Measuring the Percentage Concentration of Oxygen in Air

Object of the Experiment
We will try to make a measurement of the approximate percentage concentration of oxygen in air.  Air is a mixture of several invisible gases, so we first need to be able to separate just the oxygen from the other gases in an air sample.  As that is being done, there needs to be some kind of a visible change that you can see and measure.

Conducting the Experiment
Basically a moist piece of steel wool is stuck into a glass 100 mL graduated cylinder.  The cylinder is turned upside down and the open end is immersed in a cup of water.  The air in the graduated cylinder is sealed off from the rest of the atmosphere.  The oxygen reacts with the steel wool to form rust and is removed from the air sample (it turns from a gas and becomes part of the rust, a solid).  As oxygen is removed from the sample, water will rise up into the cylinder and its level can be read on the cylinder scale.

If you simply try to immerse the open end of the cylinder in a cup of water you would find that the water doesn't enter the cylinder.  Air pressure keeps the water out. You  want the water to enter partway into the cylinder so that the water level can be read on the cylinder scale.

Note that it isn't that the cylinder is full of air that keeps the water out (as shown above at left), there's actually a lot of empty space in the cylinder.  Rather it is the fact that the air molecules are moving around inside the cylinder at 100s of miles per hour and they strike the water molecules with enough force that the water can't move into the cylinder (the more accurate drawing above at right).  The pressure exerted by the air in the cylinder is what keeps water from rising up into the cylinder.

The solution to this problem is to insert a small piece of flexible tubing into the cylinder as shown above.  If you lower the cylinder into the water while keeping the two ends of the tubing out of the water, water will enter the cylinder.  When the water level can be read on the scale (ideally between the 90 and 100 ml marks), the tubing is removed.  This seals off the air sample and the experiment is underway.

You can carefully rest the cylinder against bottom and side of the cup.  Leave the experiment materials in a location where they won't be disturbed; it may takes several days for all of the oxygen to be completely removed from the air sample.

Periodically lift the cylinder just enough to be able to read the water level.  Don't lift the open end of the cylinder out of the water as this would break the seal and you would need to restart the experiment.  Also make a note of the time.

After some time you will notice that the water level doesn't change between readings.  All of the oxygen in the sample has been removed and the experiment is over.  The figure below shows you one way of removing the steel wool (which should then be discarded).

Straighten a paper clip and then bend about 2/3 rds of it around the end of a pencil to form a corkscrew.  Attach the corkscrew to the end of the pencil and then insert it into the cylinder. With a list twisting the corkscrew will snag the steel wool and you will be able to pull it out of the cylinder and dispose of it.

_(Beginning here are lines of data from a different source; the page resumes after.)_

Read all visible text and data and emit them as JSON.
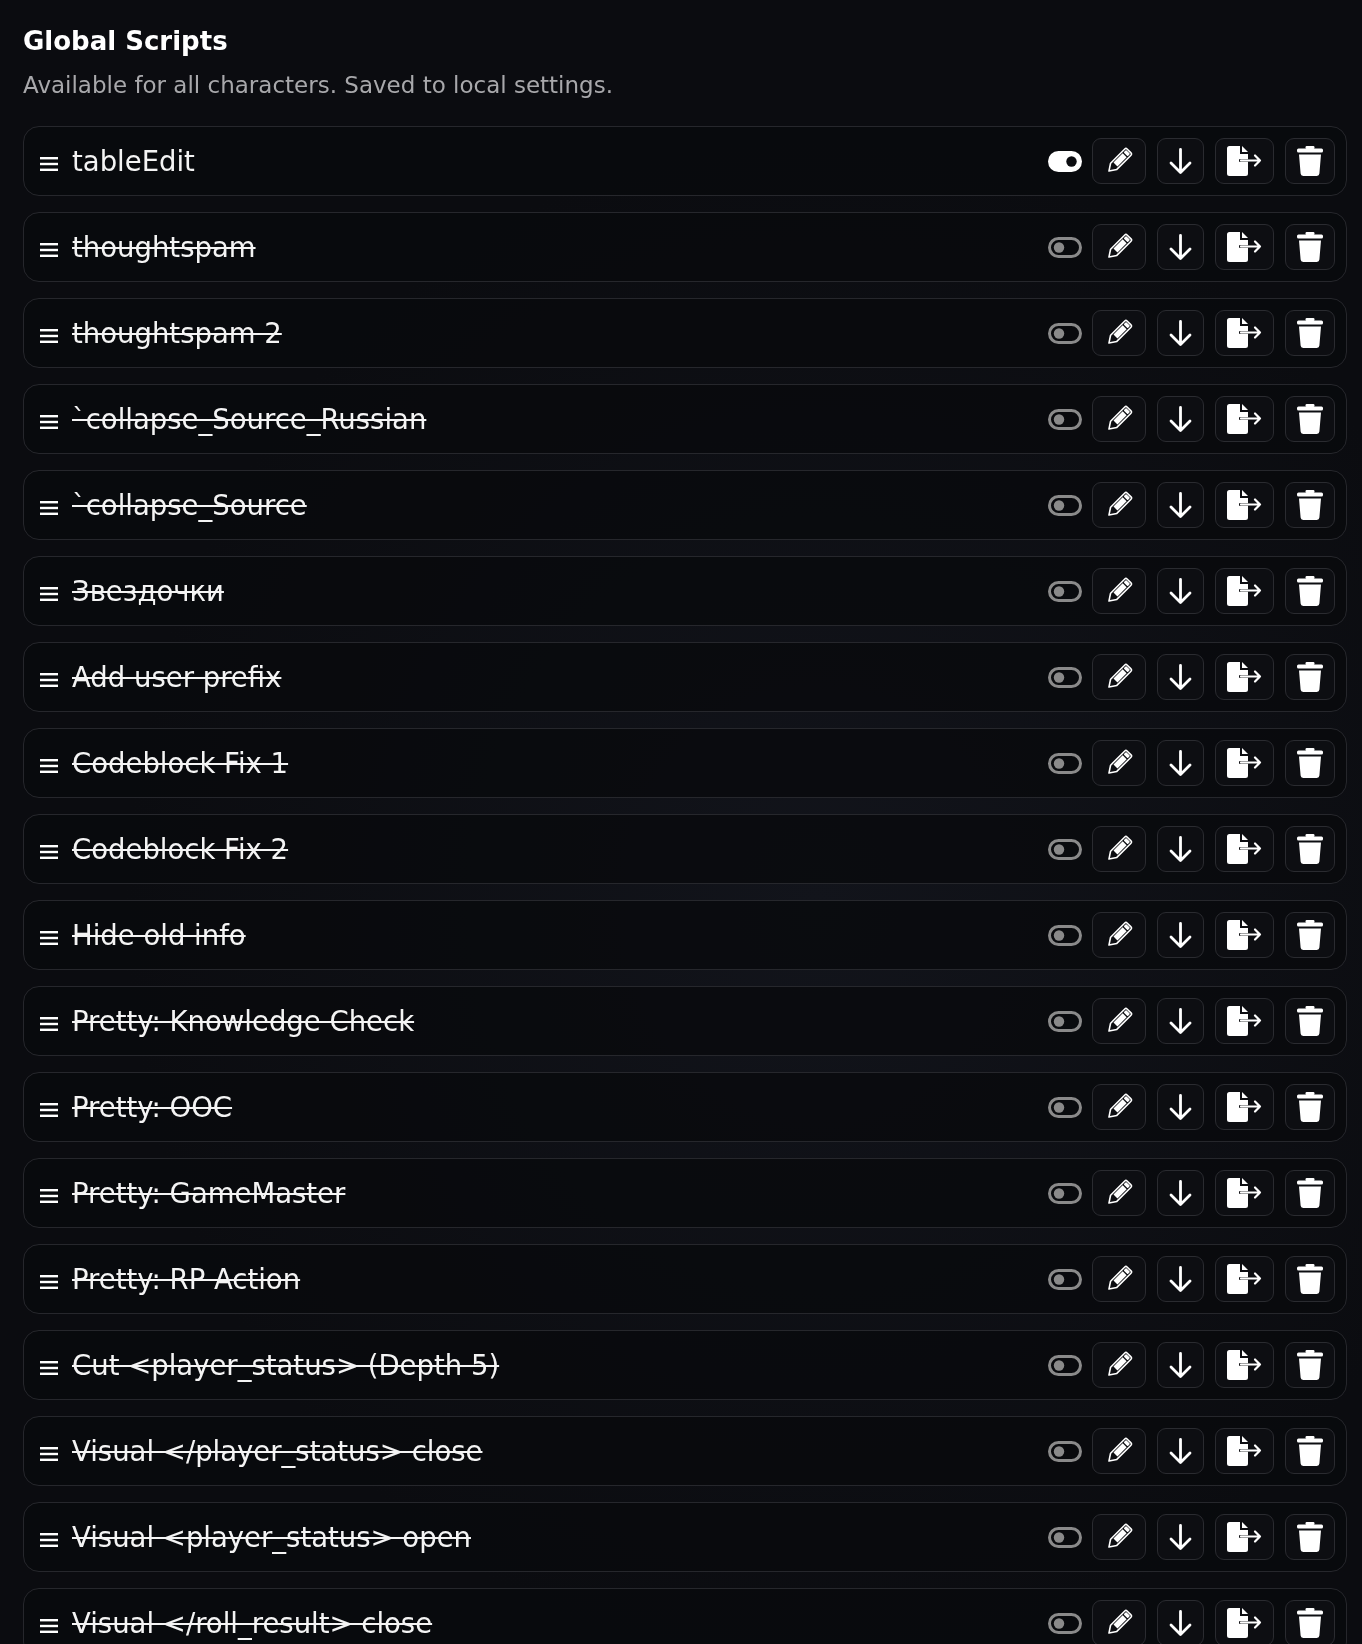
{
  "header": {
    "title": "Global Scripts",
    "subtitle": "Available for all characters. Saved to local settings."
  },
  "scripts": [
    {
      "name": "tableEdit",
      "enabled": true
    },
    {
      "name": "thoughtspam",
      "enabled": false
    },
    {
      "name": "thoughtspam 2",
      "enabled": false
    },
    {
      "name": "`collapse_Source_Russian",
      "enabled": false
    },
    {
      "name": "`collapse_Source",
      "enabled": false
    },
    {
      "name": "Звездочки",
      "enabled": false
    },
    {
      "name": "Add user prefix",
      "enabled": false
    },
    {
      "name": "Codeblock Fix 1",
      "enabled": false
    },
    {
      "name": "Codeblock Fix 2",
      "enabled": false
    },
    {
      "name": "Hide old info",
      "enabled": false
    },
    {
      "name": "Pretty: Knowledge Check",
      "enabled": false
    },
    {
      "name": "Pretty: OOC",
      "enabled": false
    },
    {
      "name": "Pretty: GameMaster",
      "enabled": false
    },
    {
      "name": "Pretty: RP Action",
      "enabled": false
    },
    {
      "name": "Cut <player_status> (Depth 5)",
      "enabled": false
    },
    {
      "name": "Visual </player_status> close",
      "enabled": false
    },
    {
      "name": "Visual <player_status> open",
      "enabled": false
    },
    {
      "name": "Visual </roll_result> close",
      "enabled": false
    }
  ]
}
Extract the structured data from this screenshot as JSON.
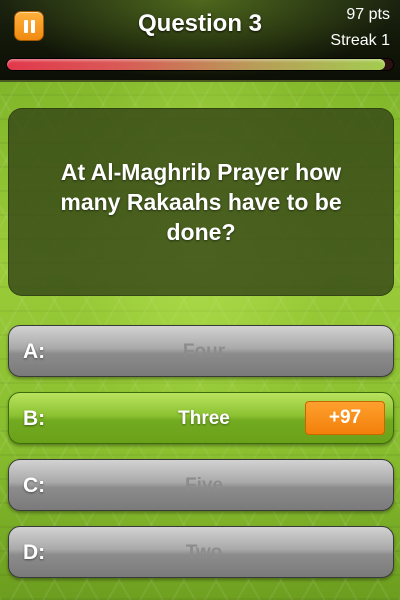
{
  "header": {
    "title": "Question 3",
    "points": "97 pts",
    "streak": "Streak 1",
    "timer_fraction": 0.98,
    "pause_icon": "pause-icon"
  },
  "question": {
    "text": "At Al-Maghrib Prayer how many Rakaahs have to be done?"
  },
  "answers": [
    {
      "letter": "A:",
      "text": "Four",
      "state": "disabled"
    },
    {
      "letter": "B:",
      "text": "Three",
      "state": "correct",
      "badge": "+97"
    },
    {
      "letter": "C:",
      "text": "Five",
      "state": "disabled"
    },
    {
      "letter": "D:",
      "text": "Two",
      "state": "disabled"
    }
  ],
  "colors": {
    "accent": "#f28a12",
    "correct": "#8cc232",
    "disabled_text": "#8c8c8c"
  }
}
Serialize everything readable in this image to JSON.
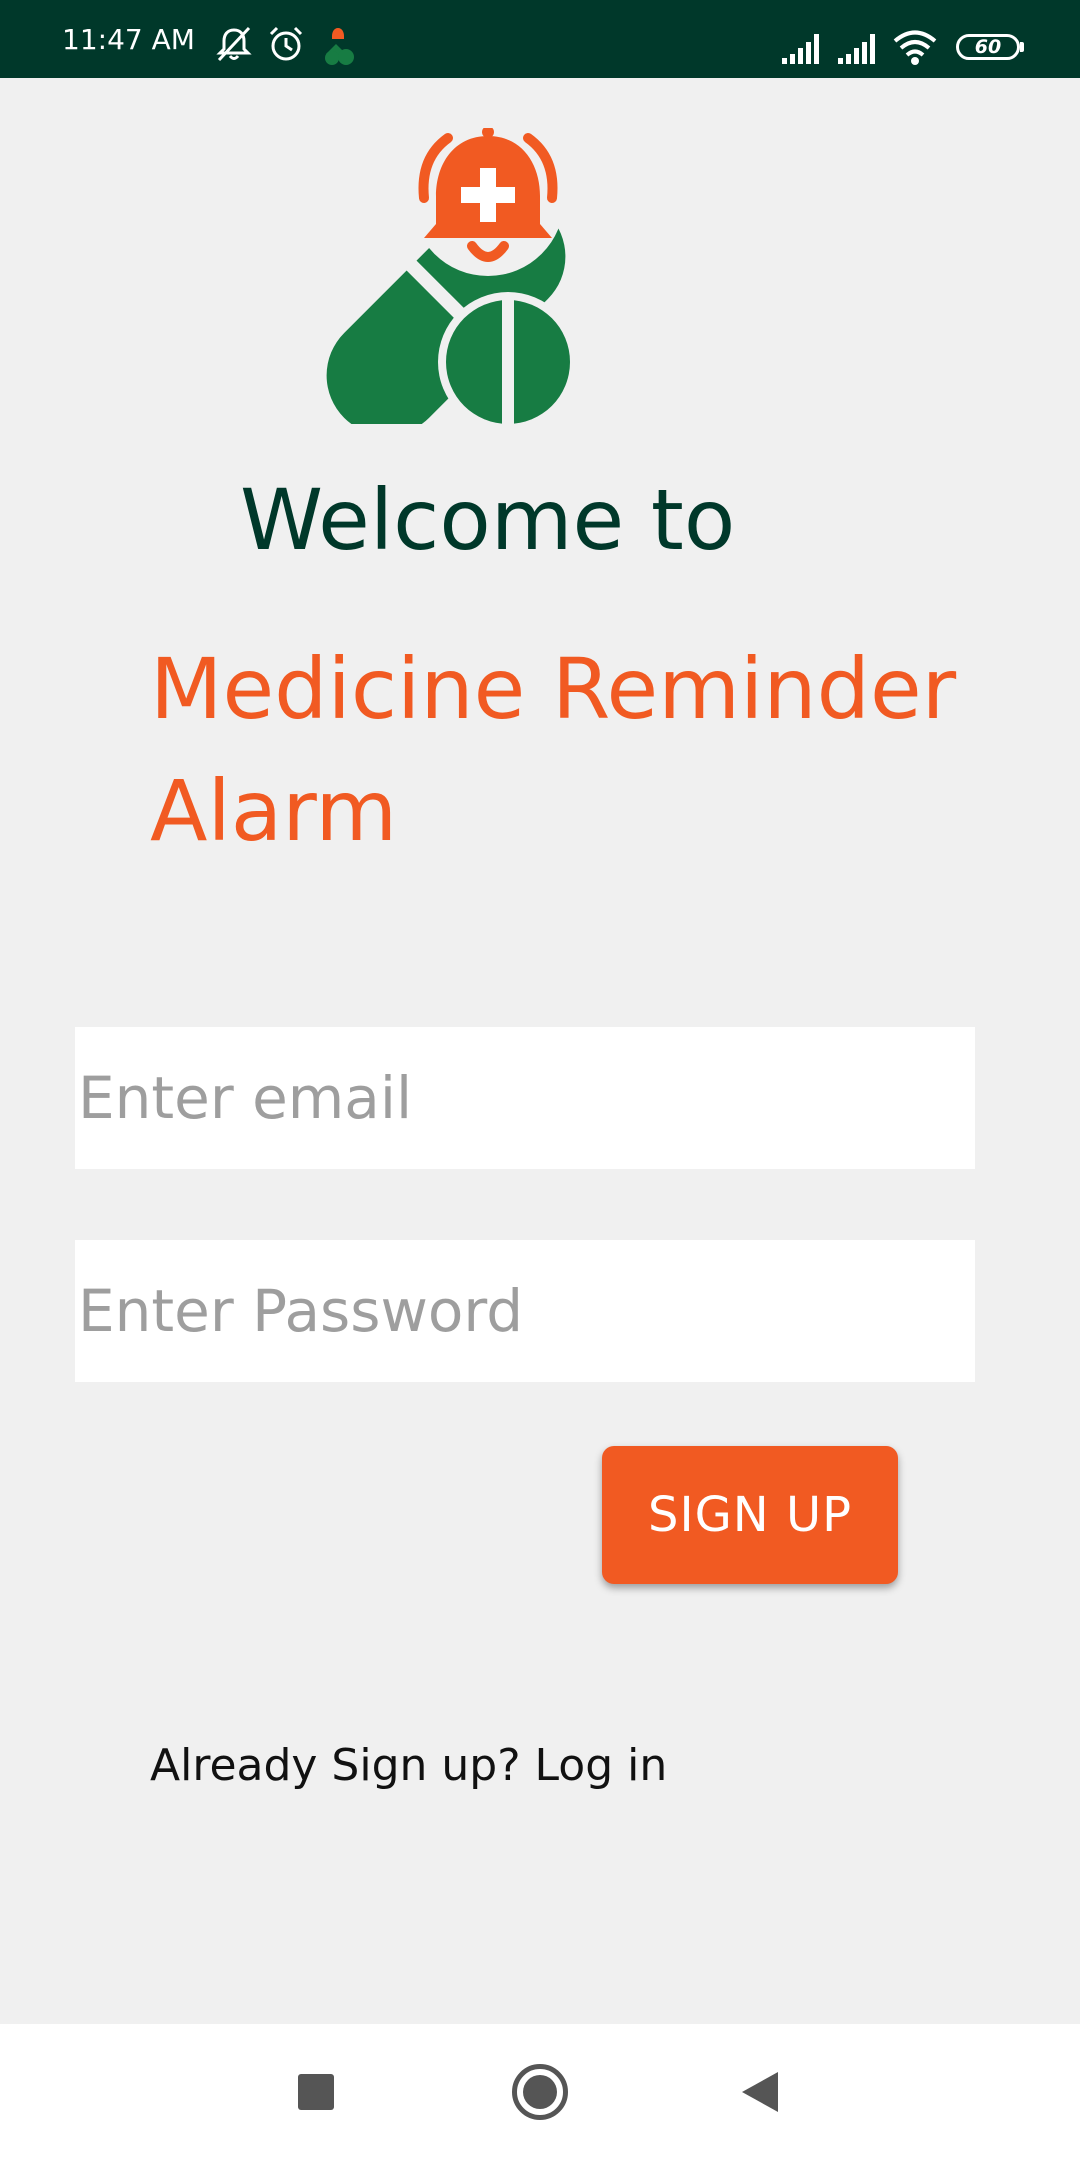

Data Analysis
Imagine you could measure Ninitial, the total number of air molecules in the air sample at the start of the experiment.  During the course of the experiment oxygen in the air reacts with the steel wool to form rust; oxygen gas is removed from the air sample.  There is a decrease in the number of  air molecules in the sample.  You could determine Noxygen, the number of oxygen molecules, by subtracting Nfinal from Ninitial:

Nfinal is the number of air molecules remaining at the end of the experiment after the oxygen has been removed.

The oxygen concentration could then be found using the following equation:

The problem is that you can't directly measure Ninitial or Nfinal (the air molecules are invisible and there are way too many to be counted anyway).  This experiment is set up in such a way that the pressure of the air in the air sample remains constant even though the oxygen is being removed from the sample (water moves into the graduated cylinder as the O2 is removed which decreases the volume of the air sample).  Because pressure and temperature remain constant the ideal gas law

can be written in the following way:

The air sample volume is directly proportional to N (the term in parentheses remains constant).  A change in N causes the same percentage change in V.  The volume of the air sample is something you can see and measure.  You can determine the oxygen concentration using measurements of volume:

A graph of some sample data and a sample calculation are shown below